**TASK BRIEF:** Using the entries that follow, collect the lines where the word "replies" appears.

-*-*-

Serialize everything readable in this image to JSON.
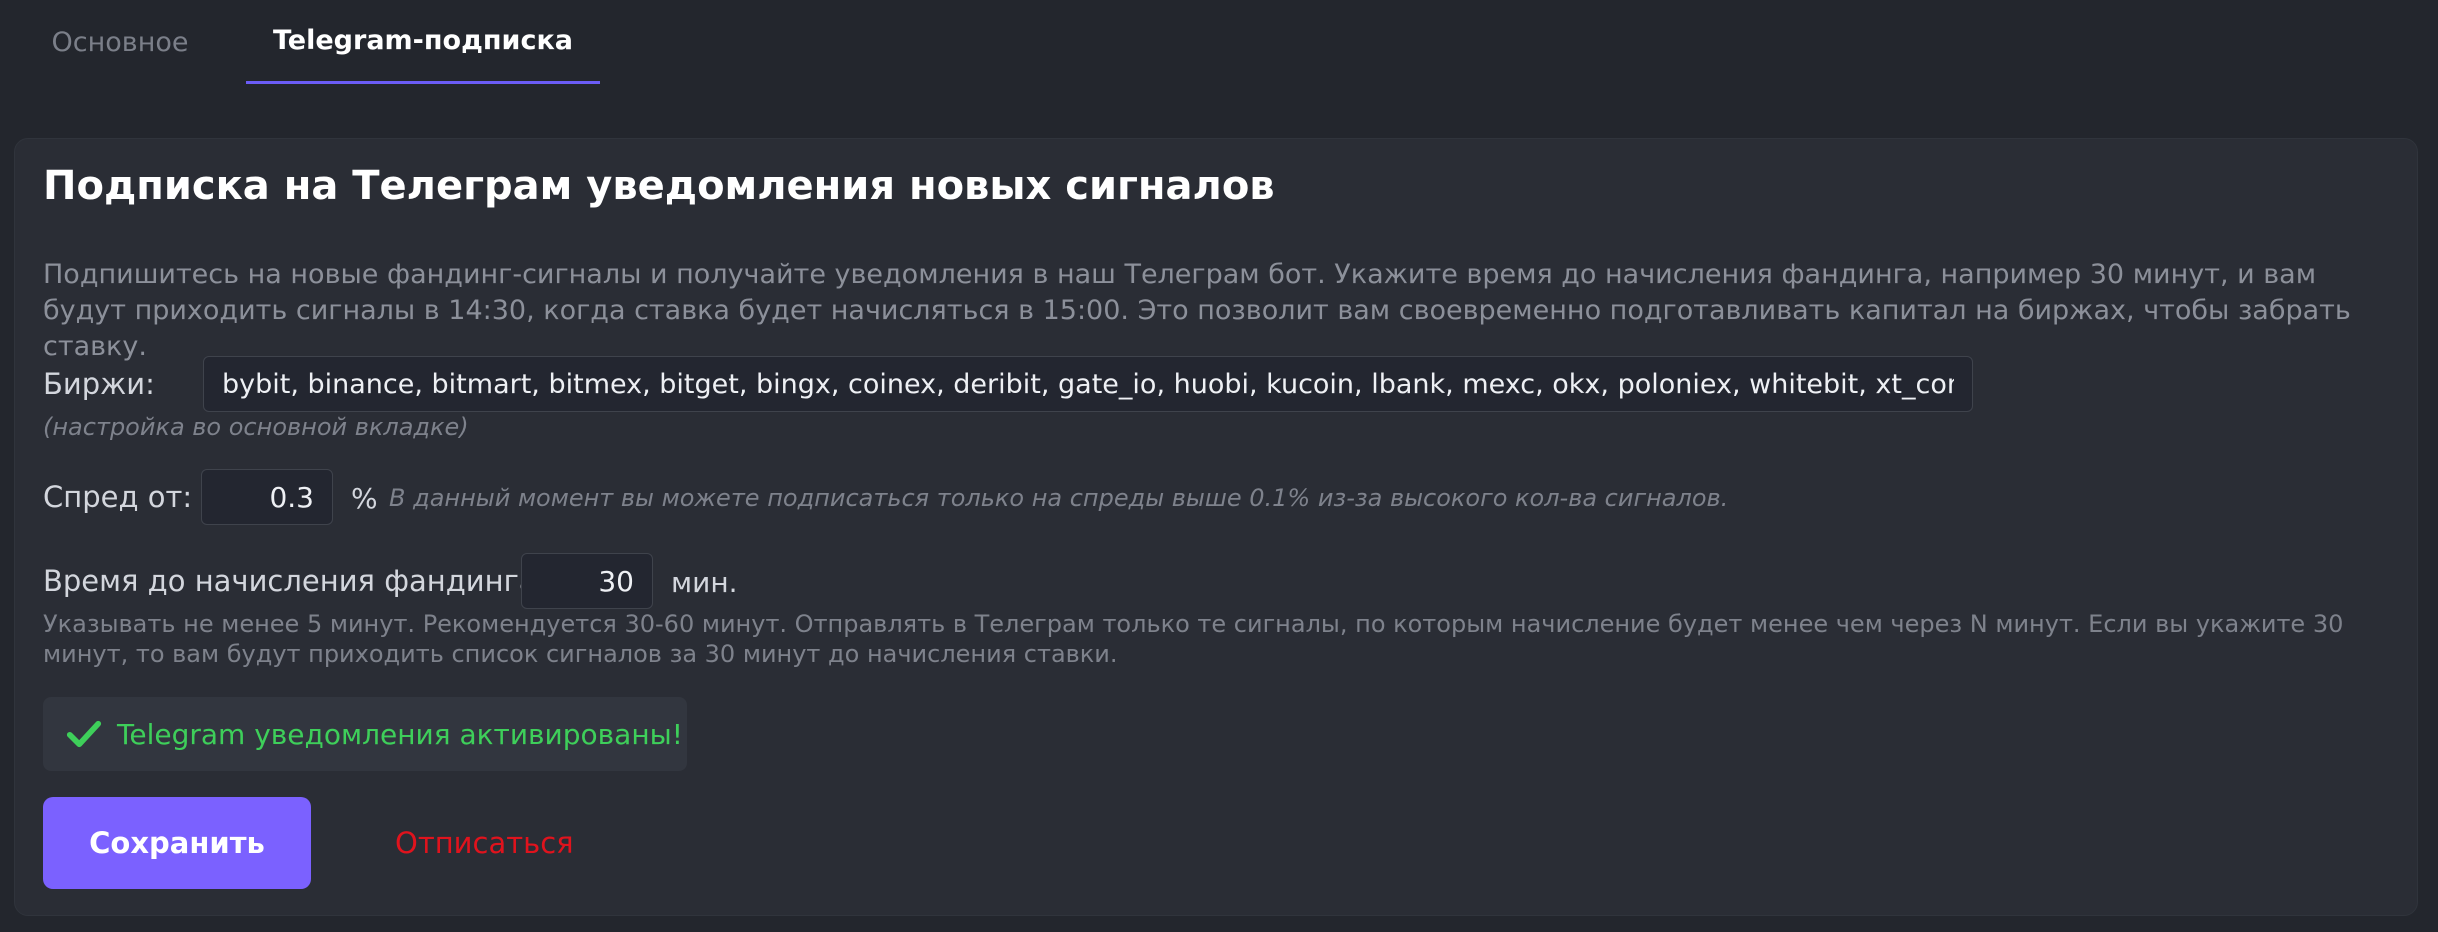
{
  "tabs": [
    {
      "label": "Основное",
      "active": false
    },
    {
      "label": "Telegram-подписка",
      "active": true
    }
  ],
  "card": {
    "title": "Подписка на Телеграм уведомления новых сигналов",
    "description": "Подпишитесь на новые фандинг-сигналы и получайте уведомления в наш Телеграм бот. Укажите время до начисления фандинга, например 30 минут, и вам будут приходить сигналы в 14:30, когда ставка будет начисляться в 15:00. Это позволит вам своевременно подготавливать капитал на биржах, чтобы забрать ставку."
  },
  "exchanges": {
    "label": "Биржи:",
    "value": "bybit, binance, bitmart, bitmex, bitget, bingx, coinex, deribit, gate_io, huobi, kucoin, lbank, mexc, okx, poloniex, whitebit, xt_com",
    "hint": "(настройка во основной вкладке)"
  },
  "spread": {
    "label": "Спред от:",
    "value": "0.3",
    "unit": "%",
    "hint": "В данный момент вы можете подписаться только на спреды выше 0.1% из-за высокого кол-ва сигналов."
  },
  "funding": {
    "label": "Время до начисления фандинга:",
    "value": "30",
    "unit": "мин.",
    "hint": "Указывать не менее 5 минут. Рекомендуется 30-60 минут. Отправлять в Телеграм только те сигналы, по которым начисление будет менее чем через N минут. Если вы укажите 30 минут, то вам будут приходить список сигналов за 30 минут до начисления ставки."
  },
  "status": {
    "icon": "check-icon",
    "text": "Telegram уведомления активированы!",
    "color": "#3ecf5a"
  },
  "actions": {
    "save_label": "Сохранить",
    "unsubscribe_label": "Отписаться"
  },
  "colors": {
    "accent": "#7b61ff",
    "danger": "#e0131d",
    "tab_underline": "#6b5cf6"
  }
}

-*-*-

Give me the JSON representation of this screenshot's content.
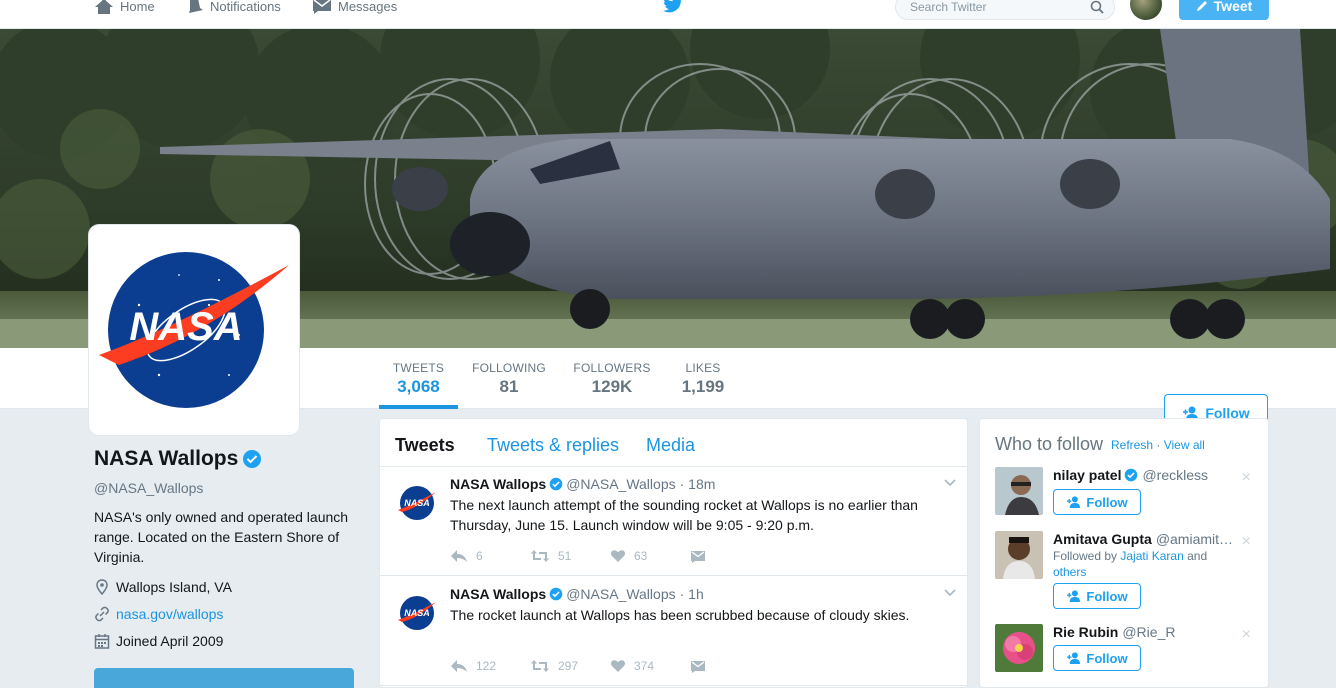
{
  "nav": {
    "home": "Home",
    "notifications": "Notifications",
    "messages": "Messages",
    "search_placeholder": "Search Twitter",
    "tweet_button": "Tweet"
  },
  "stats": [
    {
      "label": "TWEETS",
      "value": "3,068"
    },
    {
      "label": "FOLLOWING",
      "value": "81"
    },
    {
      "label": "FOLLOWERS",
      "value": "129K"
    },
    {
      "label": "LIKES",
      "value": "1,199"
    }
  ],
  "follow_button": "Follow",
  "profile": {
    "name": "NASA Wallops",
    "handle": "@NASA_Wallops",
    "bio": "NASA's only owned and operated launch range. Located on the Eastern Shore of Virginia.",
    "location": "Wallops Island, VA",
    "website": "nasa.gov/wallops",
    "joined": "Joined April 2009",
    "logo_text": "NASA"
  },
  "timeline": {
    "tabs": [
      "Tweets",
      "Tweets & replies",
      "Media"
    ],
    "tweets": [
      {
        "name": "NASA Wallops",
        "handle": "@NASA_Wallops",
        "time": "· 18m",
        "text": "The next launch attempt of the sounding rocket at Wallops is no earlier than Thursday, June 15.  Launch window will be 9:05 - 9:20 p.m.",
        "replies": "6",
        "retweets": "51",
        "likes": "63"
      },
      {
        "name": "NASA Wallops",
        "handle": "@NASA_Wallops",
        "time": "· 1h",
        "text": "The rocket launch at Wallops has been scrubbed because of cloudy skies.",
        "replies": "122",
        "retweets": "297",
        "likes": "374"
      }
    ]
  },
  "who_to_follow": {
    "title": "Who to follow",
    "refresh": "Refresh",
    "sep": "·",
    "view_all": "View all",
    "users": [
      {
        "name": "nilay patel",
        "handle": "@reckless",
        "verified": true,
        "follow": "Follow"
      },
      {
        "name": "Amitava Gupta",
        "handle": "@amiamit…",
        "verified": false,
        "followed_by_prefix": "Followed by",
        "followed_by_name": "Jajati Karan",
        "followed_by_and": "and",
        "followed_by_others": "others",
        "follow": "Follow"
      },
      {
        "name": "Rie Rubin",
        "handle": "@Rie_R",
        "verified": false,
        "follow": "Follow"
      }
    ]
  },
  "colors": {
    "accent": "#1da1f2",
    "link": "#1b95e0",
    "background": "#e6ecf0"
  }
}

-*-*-

**WRITTEN SOLUTION:**
      "Tweets & replies",
        "replies": "6",
        "replies": "122",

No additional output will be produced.